Every record must be repeated precisely as it stands.

--*--

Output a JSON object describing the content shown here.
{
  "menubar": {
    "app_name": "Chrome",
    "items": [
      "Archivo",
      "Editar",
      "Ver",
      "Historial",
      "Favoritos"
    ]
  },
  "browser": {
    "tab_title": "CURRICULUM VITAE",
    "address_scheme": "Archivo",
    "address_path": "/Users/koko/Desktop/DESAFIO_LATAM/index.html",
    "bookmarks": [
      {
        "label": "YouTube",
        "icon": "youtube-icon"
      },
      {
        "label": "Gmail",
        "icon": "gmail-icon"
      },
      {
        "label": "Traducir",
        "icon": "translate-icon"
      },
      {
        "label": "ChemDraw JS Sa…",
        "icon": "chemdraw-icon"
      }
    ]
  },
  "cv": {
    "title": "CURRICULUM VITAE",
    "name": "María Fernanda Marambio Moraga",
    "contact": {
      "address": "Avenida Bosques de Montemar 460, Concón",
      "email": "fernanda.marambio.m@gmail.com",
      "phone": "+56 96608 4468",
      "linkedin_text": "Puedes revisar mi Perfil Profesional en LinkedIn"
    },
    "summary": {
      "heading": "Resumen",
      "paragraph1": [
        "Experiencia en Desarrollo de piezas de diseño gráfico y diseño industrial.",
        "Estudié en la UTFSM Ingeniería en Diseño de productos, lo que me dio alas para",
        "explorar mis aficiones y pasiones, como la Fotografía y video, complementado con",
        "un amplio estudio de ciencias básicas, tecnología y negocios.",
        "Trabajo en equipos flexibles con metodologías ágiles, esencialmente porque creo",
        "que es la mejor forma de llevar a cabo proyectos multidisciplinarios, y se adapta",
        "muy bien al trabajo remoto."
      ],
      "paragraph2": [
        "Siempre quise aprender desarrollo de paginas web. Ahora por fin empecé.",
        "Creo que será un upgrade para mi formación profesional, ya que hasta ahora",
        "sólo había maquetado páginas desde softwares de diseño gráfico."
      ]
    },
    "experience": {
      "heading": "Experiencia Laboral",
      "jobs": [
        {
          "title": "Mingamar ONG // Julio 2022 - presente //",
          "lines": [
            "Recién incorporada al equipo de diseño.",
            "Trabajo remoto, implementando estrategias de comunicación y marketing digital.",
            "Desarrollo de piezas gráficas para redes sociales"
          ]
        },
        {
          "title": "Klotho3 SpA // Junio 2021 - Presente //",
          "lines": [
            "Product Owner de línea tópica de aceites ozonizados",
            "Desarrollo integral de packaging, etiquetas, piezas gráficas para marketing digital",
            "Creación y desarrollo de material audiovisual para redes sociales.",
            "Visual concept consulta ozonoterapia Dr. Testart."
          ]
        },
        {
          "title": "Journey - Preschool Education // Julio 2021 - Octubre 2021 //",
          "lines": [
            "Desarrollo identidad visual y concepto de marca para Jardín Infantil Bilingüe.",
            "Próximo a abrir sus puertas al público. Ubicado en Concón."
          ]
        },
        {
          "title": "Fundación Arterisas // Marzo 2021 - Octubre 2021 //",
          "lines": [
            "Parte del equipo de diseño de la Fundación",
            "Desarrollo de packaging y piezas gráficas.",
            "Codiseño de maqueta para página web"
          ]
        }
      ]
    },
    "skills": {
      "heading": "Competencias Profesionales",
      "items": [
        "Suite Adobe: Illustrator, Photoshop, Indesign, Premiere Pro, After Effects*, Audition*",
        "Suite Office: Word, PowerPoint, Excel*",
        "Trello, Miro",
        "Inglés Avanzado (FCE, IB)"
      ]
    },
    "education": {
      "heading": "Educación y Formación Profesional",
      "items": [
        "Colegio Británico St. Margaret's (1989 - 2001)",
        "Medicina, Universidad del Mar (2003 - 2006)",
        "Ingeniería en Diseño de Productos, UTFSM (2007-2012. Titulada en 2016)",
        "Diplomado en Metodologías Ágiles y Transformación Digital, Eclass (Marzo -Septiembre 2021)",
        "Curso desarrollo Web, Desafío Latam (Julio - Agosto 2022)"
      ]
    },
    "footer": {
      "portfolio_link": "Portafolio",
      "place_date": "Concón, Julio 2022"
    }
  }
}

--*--

Expected answer:
Output a JSON object describing the content shown here.
{
  "menubar": {
    "app_name": "Chrome",
    "items": [
      "Archivo",
      "Editar",
      "Ver",
      "Historial",
      "Favoritos"
    ]
  },
  "browser": {
    "tab_title": "CURRICULUM VITAE",
    "address_scheme": "Archivo",
    "address_path": "/Users/koko/Desktop/DESAFIO_LATAM/index.html",
    "bookmarks": [
      {
        "label": "YouTube",
        "icon": "youtube-icon"
      },
      {
        "label": "Gmail",
        "icon": "gmail-icon"
      },
      {
        "label": "Traducir",
        "icon": "translate-icon"
      },
      {
        "label": "ChemDraw JS Sa…",
        "icon": "chemdraw-icon"
      }
    ]
  },
  "cv": {
    "title": "CURRICULUM VITAE",
    "name": "María Fernanda Marambio Moraga",
    "contact": {
      "address": "Avenida Bosques de Montemar 460, Concón",
      "email": "fernanda.marambio.m@gmail.com",
      "phone": "+56 96608 4468",
      "linkedin_text": "Puedes revisar mi Perfil Profesional en LinkedIn"
    },
    "summary": {
      "heading": "Resumen",
      "paragraph1": [
        "Experiencia en Desarrollo de piezas de diseño gráfico y diseño industrial.",
        "Estudié en la UTFSM Ingeniería en Diseño de productos, lo que me dio alas para",
        "explorar mis aficiones y pasiones, como la Fotografía y video, complementado con",
        "un amplio estudio de ciencias básicas, tecnología y negocios.",
        "Trabajo en equipos flexibles con metodologías ágiles, esencialmente porque creo",
        "que es la mejor forma de llevar a cabo proyectos multidisciplinarios, y se adapta",
        "muy bien al trabajo remoto."
      ],
      "paragraph2": [
        "Siempre quise aprender desarrollo de paginas web. Ahora por fin empecé.",
        "Creo que será un upgrade para mi formación profesional, ya que hasta ahora",
        "sólo había maquetado páginas desde softwares de diseño gráfico."
      ]
    },
    "experience": {
      "heading": "Experiencia Laboral",
      "jobs": [
        {
          "title": "Mingamar ONG // Julio 2022 - presente //",
          "lines": [
            "Recién incorporada al equipo de diseño.",
            "Trabajo remoto, implementando estrategias de comunicación y marketing digital.",
            "Desarrollo de piezas gráficas para redes sociales"
          ]
        },
        {
          "title": "Klotho3 SpA // Junio 2021 - Presente //",
          "lines": [
            "Product Owner de línea tópica de aceites ozonizados",
            "Desarrollo integral de packaging, etiquetas, piezas gráficas para marketing digital",
            "Creación y desarrollo de material audiovisual para redes sociales.",
            "Visual concept consulta ozonoterapia Dr. Testart."
          ]
        },
        {
          "title": "Journey - Preschool Education // Julio 2021 - Octubre 2021 //",
          "lines": [
            "Desarrollo identidad visual y concepto de marca para Jardín Infantil Bilingüe.",
            "Próximo a abrir sus puertas al público. Ubicado en Concón."
          ]
        },
        {
          "title": "Fundación Arterisas // Marzo 2021 - Octubre 2021 //",
          "lines": [
            "Parte del equipo de diseño de la Fundación",
            "Desarrollo de packaging y piezas gráficas.",
            "Codiseño de maqueta para página web"
          ]
        }
      ]
    },
    "skills": {
      "heading": "Competencias Profesionales",
      "items": [
        "Suite Adobe: Illustrator, Photoshop, Indesign, Premiere Pro, After Effects*, Audition*",
        "Suite Office: Word, PowerPoint, Excel*",
        "Trello, Miro",
        "Inglés Avanzado (FCE, IB)"
      ]
    },
    "education": {
      "heading": "Educación y Formación Profesional",
      "items": [
        "Colegio Británico St. Margaret's (1989 - 2001)",
        "Medicina, Universidad del Mar (2003 - 2006)",
        "Ingeniería en Diseño de Productos, UTFSM (2007-2012. Titulada en 2016)",
        "Diplomado en Metodologías Ágiles y Transformación Digital, Eclass (Marzo -Septiembre 2021)",
        "Curso desarrollo Web, Desafío Latam (Julio - Agosto 2022)"
      ]
    },
    "footer": {
      "portfolio_link": "Portafolio",
      "place_date": "Concón, Julio 2022"
    }
  }
}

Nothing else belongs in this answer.